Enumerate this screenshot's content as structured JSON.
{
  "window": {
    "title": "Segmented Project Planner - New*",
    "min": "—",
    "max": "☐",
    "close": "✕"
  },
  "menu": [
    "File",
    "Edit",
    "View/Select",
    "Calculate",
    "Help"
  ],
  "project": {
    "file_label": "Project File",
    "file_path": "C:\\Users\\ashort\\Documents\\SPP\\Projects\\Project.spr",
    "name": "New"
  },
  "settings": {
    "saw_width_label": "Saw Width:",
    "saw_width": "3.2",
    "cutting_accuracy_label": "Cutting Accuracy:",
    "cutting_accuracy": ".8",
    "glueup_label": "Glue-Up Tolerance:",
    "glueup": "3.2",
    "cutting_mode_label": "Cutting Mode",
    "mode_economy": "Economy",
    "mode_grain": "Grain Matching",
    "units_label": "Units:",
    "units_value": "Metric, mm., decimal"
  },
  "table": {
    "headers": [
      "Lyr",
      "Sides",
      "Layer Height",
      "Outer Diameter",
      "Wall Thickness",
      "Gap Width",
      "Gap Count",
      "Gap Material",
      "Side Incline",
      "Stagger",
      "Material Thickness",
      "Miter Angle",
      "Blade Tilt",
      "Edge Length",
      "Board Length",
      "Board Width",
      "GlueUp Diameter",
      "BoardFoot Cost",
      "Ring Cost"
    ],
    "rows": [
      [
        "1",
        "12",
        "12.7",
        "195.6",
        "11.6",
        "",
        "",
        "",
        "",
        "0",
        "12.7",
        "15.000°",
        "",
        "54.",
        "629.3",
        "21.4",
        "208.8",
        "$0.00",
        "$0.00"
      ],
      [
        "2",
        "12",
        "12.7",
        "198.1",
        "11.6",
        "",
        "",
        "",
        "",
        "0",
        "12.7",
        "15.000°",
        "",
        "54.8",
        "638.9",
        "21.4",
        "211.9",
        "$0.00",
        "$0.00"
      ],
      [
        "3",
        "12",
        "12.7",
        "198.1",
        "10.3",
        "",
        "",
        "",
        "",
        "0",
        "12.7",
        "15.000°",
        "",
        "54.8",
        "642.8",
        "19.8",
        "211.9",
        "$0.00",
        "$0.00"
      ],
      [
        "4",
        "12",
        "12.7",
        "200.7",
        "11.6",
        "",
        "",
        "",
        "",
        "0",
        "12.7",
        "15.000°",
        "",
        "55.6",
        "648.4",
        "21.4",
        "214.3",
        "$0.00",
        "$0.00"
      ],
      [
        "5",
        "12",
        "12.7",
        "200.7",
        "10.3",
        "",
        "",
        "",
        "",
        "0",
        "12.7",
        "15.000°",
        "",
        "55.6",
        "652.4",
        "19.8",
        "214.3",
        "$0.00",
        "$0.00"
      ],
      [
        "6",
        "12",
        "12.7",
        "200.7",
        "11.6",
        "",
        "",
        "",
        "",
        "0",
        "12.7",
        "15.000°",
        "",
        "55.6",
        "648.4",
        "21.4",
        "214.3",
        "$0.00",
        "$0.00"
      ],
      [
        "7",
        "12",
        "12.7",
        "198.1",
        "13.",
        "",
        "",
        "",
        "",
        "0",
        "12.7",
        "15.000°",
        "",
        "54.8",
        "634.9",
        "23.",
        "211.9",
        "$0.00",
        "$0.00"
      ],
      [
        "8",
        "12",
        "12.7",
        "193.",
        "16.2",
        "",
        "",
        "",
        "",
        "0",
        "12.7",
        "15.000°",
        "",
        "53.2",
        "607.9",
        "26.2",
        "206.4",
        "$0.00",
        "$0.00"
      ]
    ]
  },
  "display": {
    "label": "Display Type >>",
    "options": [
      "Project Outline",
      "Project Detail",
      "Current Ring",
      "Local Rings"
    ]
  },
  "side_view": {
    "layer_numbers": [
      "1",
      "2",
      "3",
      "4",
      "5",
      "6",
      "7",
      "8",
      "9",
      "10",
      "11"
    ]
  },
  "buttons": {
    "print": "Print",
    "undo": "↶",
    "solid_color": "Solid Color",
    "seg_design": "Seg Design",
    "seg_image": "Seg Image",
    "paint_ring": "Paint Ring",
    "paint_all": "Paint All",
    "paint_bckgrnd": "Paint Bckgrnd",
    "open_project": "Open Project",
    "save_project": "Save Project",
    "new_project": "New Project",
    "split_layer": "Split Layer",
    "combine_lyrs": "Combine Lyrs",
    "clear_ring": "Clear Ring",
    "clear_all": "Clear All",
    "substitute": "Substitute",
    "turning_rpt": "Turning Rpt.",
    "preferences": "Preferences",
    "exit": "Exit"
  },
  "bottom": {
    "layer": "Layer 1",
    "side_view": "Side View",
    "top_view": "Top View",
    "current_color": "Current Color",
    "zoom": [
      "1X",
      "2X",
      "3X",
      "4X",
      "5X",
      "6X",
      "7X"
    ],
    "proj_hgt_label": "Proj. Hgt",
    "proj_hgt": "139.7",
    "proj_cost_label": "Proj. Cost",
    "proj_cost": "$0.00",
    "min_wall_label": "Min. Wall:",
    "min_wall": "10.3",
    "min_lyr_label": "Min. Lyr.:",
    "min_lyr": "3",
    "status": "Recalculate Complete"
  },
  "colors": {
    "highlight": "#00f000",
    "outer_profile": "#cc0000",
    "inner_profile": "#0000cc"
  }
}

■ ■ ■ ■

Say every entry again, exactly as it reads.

Enumerate this screenshot's content as structured JSON.
{
  "window": {
    "title": "Segmented Project Planner - New*",
    "min": "—",
    "max": "☐",
    "close": "✕"
  },
  "menu": [
    "File",
    "Edit",
    "View/Select",
    "Calculate",
    "Help"
  ],
  "project": {
    "file_label": "Project File",
    "file_path": "C:\\Users\\ashort\\Documents\\SPP\\Projects\\Project.spr",
    "name": "New"
  },
  "settings": {
    "saw_width_label": "Saw Width:",
    "saw_width": "3.2",
    "cutting_accuracy_label": "Cutting Accuracy:",
    "cutting_accuracy": ".8",
    "glueup_label": "Glue-Up Tolerance:",
    "glueup": "3.2",
    "cutting_mode_label": "Cutting Mode",
    "mode_economy": "Economy",
    "mode_grain": "Grain Matching",
    "units_label": "Units:",
    "units_value": "Metric, mm., decimal"
  },
  "table": {
    "headers": [
      "Lyr",
      "Sides",
      "Layer Height",
      "Outer Diameter",
      "Wall Thickness",
      "Gap Width",
      "Gap Count",
      "Gap Material",
      "Side Incline",
      "Stagger",
      "Material Thickness",
      "Miter Angle",
      "Blade Tilt",
      "Edge Length",
      "Board Length",
      "Board Width",
      "GlueUp Diameter",
      "BoardFoot Cost",
      "Ring Cost"
    ],
    "rows": [
      [
        "1",
        "12",
        "12.7",
        "195.6",
        "11.6",
        "",
        "",
        "",
        "",
        "0",
        "12.7",
        "15.000°",
        "",
        "54.",
        "629.3",
        "21.4",
        "208.8",
        "$0.00",
        "$0.00"
      ],
      [
        "2",
        "12",
        "12.7",
        "198.1",
        "11.6",
        "",
        "",
        "",
        "",
        "0",
        "12.7",
        "15.000°",
        "",
        "54.8",
        "638.9",
        "21.4",
        "211.9",
        "$0.00",
        "$0.00"
      ],
      [
        "3",
        "12",
        "12.7",
        "198.1",
        "10.3",
        "",
        "",
        "",
        "",
        "0",
        "12.7",
        "15.000°",
        "",
        "54.8",
        "642.8",
        "19.8",
        "211.9",
        "$0.00",
        "$0.00"
      ],
      [
        "4",
        "12",
        "12.7",
        "200.7",
        "11.6",
        "",
        "",
        "",
        "",
        "0",
        "12.7",
        "15.000°",
        "",
        "55.6",
        "648.4",
        "21.4",
        "214.3",
        "$0.00",
        "$0.00"
      ],
      [
        "5",
        "12",
        "12.7",
        "200.7",
        "10.3",
        "",
        "",
        "",
        "",
        "0",
        "12.7",
        "15.000°",
        "",
        "55.6",
        "652.4",
        "19.8",
        "214.3",
        "$0.00",
        "$0.00"
      ],
      [
        "6",
        "12",
        "12.7",
        "200.7",
        "11.6",
        "",
        "",
        "",
        "",
        "0",
        "12.7",
        "15.000°",
        "",
        "55.6",
        "648.4",
        "21.4",
        "214.3",
        "$0.00",
        "$0.00"
      ],
      [
        "7",
        "12",
        "12.7",
        "198.1",
        "13.",
        "",
        "",
        "",
        "",
        "0",
        "12.7",
        "15.000°",
        "",
        "54.8",
        "634.9",
        "23.",
        "211.9",
        "$0.00",
        "$0.00"
      ],
      [
        "8",
        "12",
        "12.7",
        "193.",
        "16.2",
        "",
        "",
        "",
        "",
        "0",
        "12.7",
        "15.000°",
        "",
        "53.2",
        "607.9",
        "26.2",
        "206.4",
        "$0.00",
        "$0.00"
      ]
    ]
  },
  "display": {
    "label": "Display Type >>",
    "options": [
      "Project Outline",
      "Project Detail",
      "Current Ring",
      "Local Rings"
    ]
  },
  "side_view": {
    "layer_numbers": [
      "1",
      "2",
      "3",
      "4",
      "5",
      "6",
      "7",
      "8",
      "9",
      "10",
      "11"
    ]
  },
  "buttons": {
    "print": "Print",
    "undo": "↶",
    "solid_color": "Solid Color",
    "seg_design": "Seg Design",
    "seg_image": "Seg Image",
    "paint_ring": "Paint Ring",
    "paint_all": "Paint All",
    "paint_bckgrnd": "Paint Bckgrnd",
    "open_project": "Open Project",
    "save_project": "Save Project",
    "new_project": "New Project",
    "split_layer": "Split Layer",
    "combine_lyrs": "Combine Lyrs",
    "clear_ring": "Clear Ring",
    "clear_all": "Clear All",
    "substitute": "Substitute",
    "turning_rpt": "Turning Rpt.",
    "preferences": "Preferences",
    "exit": "Exit"
  },
  "bottom": {
    "layer": "Layer 1",
    "side_view": "Side View",
    "top_view": "Top View",
    "current_color": "Current Color",
    "zoom": [
      "1X",
      "2X",
      "3X",
      "4X",
      "5X",
      "6X",
      "7X"
    ],
    "proj_hgt_label": "Proj. Hgt",
    "proj_hgt": "139.7",
    "proj_cost_label": "Proj. Cost",
    "proj_cost": "$0.00",
    "min_wall_label": "Min. Wall:",
    "min_wall": "10.3",
    "min_lyr_label": "Min. Lyr.:",
    "min_lyr": "3",
    "status": "Recalculate Complete"
  },
  "colors": {
    "highlight": "#00f000",
    "outer_profile": "#cc0000",
    "inner_profile": "#0000cc"
  }
}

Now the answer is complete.